* Dataset content
^^^^

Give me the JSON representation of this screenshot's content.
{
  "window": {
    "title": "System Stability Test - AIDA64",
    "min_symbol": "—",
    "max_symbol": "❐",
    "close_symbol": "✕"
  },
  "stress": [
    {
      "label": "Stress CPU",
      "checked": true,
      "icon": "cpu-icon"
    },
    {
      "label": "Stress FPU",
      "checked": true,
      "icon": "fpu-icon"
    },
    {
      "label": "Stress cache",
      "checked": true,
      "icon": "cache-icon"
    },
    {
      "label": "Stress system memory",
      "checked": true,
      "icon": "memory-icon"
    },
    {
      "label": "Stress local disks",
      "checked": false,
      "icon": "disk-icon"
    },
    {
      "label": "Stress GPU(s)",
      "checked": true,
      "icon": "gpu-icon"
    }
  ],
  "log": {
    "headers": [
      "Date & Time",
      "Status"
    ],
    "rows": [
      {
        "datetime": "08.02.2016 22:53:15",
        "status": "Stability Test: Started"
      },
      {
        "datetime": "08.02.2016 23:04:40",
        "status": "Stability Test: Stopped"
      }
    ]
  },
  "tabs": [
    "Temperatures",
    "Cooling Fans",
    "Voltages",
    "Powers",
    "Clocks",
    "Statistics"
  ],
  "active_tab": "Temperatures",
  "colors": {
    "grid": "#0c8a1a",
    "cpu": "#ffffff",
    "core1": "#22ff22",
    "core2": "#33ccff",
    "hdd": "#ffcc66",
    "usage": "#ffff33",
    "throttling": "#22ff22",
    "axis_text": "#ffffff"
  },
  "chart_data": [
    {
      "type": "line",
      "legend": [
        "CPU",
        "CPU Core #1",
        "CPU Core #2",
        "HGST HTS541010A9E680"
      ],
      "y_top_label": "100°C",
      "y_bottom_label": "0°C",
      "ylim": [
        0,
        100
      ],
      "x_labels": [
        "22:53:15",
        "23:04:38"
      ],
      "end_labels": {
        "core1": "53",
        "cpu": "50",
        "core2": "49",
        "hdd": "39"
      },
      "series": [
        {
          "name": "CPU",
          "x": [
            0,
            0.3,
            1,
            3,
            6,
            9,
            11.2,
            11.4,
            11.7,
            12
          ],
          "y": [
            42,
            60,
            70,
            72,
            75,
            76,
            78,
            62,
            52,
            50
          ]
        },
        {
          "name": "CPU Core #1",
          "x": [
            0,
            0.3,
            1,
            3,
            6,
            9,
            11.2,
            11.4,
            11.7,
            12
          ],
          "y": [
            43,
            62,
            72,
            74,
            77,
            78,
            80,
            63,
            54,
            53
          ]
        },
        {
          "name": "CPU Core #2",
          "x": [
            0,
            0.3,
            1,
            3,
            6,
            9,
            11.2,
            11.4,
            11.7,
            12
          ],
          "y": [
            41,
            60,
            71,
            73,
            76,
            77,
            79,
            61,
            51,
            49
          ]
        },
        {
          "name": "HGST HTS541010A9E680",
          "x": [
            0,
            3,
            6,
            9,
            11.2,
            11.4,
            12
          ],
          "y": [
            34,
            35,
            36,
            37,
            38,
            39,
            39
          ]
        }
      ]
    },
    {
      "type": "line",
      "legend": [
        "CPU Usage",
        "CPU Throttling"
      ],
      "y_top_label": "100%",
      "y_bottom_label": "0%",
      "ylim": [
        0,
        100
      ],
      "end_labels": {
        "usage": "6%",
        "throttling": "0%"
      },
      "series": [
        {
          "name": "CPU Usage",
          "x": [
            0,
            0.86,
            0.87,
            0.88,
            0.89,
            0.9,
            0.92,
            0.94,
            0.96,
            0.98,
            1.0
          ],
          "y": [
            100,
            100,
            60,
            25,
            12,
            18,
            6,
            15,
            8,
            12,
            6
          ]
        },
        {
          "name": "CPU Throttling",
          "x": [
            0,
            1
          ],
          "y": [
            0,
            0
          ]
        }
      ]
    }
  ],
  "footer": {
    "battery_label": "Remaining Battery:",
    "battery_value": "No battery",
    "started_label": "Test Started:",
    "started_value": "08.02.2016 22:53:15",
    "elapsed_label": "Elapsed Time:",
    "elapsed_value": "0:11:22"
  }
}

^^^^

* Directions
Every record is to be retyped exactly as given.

* Answer space
Give me the JSON representation of this screenshot's content.
{
  "window": {
    "title": "System Stability Test - AIDA64",
    "min_symbol": "—",
    "max_symbol": "❐",
    "close_symbol": "✕"
  },
  "stress": [
    {
      "label": "Stress CPU",
      "checked": true,
      "icon": "cpu-icon"
    },
    {
      "label": "Stress FPU",
      "checked": true,
      "icon": "fpu-icon"
    },
    {
      "label": "Stress cache",
      "checked": true,
      "icon": "cache-icon"
    },
    {
      "label": "Stress system memory",
      "checked": true,
      "icon": "memory-icon"
    },
    {
      "label": "Stress local disks",
      "checked": false,
      "icon": "disk-icon"
    },
    {
      "label": "Stress GPU(s)",
      "checked": true,
      "icon": "gpu-icon"
    }
  ],
  "log": {
    "headers": [
      "Date & Time",
      "Status"
    ],
    "rows": [
      {
        "datetime": "08.02.2016 22:53:15",
        "status": "Stability Test: Started"
      },
      {
        "datetime": "08.02.2016 23:04:40",
        "status": "Stability Test: Stopped"
      }
    ]
  },
  "tabs": [
    "Temperatures",
    "Cooling Fans",
    "Voltages",
    "Powers",
    "Clocks",
    "Statistics"
  ],
  "active_tab": "Temperatures",
  "colors": {
    "grid": "#0c8a1a",
    "cpu": "#ffffff",
    "core1": "#22ff22",
    "core2": "#33ccff",
    "hdd": "#ffcc66",
    "usage": "#ffff33",
    "throttling": "#22ff22",
    "axis_text": "#ffffff"
  },
  "chart_data": [
    {
      "type": "line",
      "legend": [
        "CPU",
        "CPU Core #1",
        "CPU Core #2",
        "HGST HTS541010A9E680"
      ],
      "y_top_label": "100°C",
      "y_bottom_label": "0°C",
      "ylim": [
        0,
        100
      ],
      "x_labels": [
        "22:53:15",
        "23:04:38"
      ],
      "end_labels": {
        "core1": "53",
        "cpu": "50",
        "core2": "49",
        "hdd": "39"
      },
      "series": [
        {
          "name": "CPU",
          "x": [
            0,
            0.3,
            1,
            3,
            6,
            9,
            11.2,
            11.4,
            11.7,
            12
          ],
          "y": [
            42,
            60,
            70,
            72,
            75,
            76,
            78,
            62,
            52,
            50
          ]
        },
        {
          "name": "CPU Core #1",
          "x": [
            0,
            0.3,
            1,
            3,
            6,
            9,
            11.2,
            11.4,
            11.7,
            12
          ],
          "y": [
            43,
            62,
            72,
            74,
            77,
            78,
            80,
            63,
            54,
            53
          ]
        },
        {
          "name": "CPU Core #2",
          "x": [
            0,
            0.3,
            1,
            3,
            6,
            9,
            11.2,
            11.4,
            11.7,
            12
          ],
          "y": [
            41,
            60,
            71,
            73,
            76,
            77,
            79,
            61,
            51,
            49
          ]
        },
        {
          "name": "HGST HTS541010A9E680",
          "x": [
            0,
            3,
            6,
            9,
            11.2,
            11.4,
            12
          ],
          "y": [
            34,
            35,
            36,
            37,
            38,
            39,
            39
          ]
        }
      ]
    },
    {
      "type": "line",
      "legend": [
        "CPU Usage",
        "CPU Throttling"
      ],
      "y_top_label": "100%",
      "y_bottom_label": "0%",
      "ylim": [
        0,
        100
      ],
      "end_labels": {
        "usage": "6%",
        "throttling": "0%"
      },
      "series": [
        {
          "name": "CPU Usage",
          "x": [
            0,
            0.86,
            0.87,
            0.88,
            0.89,
            0.9,
            0.92,
            0.94,
            0.96,
            0.98,
            1.0
          ],
          "y": [
            100,
            100,
            60,
            25,
            12,
            18,
            6,
            15,
            8,
            12,
            6
          ]
        },
        {
          "name": "CPU Throttling",
          "x": [
            0,
            1
          ],
          "y": [
            0,
            0
          ]
        }
      ]
    }
  ],
  "footer": {
    "battery_label": "Remaining Battery:",
    "battery_value": "No battery",
    "started_label": "Test Started:",
    "started_value": "08.02.2016 22:53:15",
    "elapsed_label": "Elapsed Time:",
    "elapsed_value": "0:11:22"
  }
}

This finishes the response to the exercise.